> **Instructions to follow**
State the number of lines in the material below that contain the word "Total", without any other text.

> **Dataset excerpts**

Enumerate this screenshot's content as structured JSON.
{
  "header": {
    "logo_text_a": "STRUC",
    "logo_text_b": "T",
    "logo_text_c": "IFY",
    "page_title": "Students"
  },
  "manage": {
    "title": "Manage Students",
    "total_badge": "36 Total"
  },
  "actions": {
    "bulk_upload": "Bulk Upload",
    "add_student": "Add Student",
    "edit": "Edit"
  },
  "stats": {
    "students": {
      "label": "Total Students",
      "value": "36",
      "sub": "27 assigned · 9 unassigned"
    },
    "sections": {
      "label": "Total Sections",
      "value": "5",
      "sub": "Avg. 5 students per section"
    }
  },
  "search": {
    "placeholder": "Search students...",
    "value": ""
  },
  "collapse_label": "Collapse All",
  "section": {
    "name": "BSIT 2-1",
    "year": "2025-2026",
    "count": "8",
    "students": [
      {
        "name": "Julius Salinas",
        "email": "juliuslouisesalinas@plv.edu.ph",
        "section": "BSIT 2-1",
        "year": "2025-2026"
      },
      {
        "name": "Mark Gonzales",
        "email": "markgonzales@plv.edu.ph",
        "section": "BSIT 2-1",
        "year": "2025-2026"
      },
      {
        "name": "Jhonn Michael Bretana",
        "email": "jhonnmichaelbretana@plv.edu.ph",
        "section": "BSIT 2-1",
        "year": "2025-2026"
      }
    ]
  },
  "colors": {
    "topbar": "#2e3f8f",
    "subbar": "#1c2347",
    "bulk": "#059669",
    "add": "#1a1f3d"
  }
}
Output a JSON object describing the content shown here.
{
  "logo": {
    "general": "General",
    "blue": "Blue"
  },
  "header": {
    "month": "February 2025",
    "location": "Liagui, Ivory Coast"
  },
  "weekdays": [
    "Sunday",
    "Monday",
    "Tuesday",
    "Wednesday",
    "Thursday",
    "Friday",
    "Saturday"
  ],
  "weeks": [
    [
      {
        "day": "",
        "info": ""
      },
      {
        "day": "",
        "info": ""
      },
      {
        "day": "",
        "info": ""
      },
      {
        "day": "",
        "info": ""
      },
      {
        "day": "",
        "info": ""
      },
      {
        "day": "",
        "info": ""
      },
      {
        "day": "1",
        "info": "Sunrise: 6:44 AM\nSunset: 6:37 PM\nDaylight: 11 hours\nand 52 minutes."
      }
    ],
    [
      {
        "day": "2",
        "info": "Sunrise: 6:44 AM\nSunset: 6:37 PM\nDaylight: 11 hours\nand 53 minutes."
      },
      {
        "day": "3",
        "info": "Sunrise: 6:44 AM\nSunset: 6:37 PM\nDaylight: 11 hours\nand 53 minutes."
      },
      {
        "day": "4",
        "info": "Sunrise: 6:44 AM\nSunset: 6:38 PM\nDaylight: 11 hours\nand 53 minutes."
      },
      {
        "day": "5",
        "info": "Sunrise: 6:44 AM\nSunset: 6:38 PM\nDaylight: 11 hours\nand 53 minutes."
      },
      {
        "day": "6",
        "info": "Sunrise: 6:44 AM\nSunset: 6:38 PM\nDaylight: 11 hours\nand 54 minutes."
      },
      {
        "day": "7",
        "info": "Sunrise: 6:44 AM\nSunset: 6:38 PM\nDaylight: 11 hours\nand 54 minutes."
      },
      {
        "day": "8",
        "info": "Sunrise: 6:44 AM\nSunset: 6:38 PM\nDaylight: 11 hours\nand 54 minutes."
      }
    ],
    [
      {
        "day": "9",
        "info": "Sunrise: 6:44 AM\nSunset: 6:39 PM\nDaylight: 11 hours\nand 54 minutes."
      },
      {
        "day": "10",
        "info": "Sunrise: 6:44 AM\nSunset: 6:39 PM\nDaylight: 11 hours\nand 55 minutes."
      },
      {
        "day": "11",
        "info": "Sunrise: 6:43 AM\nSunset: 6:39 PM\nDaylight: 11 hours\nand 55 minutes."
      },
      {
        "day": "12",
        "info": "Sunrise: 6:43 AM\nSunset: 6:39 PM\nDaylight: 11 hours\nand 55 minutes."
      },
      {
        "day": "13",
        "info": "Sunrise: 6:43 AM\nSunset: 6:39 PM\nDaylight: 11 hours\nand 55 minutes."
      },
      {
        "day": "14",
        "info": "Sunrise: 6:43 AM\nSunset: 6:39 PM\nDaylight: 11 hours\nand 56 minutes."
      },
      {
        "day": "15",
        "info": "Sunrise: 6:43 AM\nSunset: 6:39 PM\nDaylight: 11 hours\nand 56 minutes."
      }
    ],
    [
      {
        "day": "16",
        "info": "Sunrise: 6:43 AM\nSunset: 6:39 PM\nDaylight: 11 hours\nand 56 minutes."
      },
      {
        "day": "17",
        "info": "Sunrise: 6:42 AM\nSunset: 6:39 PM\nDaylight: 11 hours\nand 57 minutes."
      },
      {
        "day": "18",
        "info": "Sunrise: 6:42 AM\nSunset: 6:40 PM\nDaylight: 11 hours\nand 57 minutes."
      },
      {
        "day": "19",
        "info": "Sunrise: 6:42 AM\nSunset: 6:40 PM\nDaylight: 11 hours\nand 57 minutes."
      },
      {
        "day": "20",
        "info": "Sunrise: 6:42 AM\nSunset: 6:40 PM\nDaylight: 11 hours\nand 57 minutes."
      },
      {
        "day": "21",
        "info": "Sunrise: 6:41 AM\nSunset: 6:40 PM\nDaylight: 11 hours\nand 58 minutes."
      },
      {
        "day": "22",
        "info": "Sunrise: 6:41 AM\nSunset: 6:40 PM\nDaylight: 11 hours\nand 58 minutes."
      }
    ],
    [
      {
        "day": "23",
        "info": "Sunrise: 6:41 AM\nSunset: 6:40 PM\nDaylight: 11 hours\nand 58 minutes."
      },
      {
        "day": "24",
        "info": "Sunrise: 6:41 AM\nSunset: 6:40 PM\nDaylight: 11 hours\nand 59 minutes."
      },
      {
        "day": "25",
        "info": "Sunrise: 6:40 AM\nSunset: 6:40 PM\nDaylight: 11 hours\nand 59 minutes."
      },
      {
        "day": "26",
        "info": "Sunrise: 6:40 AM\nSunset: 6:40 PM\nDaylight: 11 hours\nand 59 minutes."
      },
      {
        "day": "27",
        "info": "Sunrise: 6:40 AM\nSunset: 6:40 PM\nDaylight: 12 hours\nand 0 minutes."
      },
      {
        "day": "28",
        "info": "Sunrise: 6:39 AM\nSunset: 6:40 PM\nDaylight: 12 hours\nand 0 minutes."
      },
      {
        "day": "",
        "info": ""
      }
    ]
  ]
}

> **Task response**
3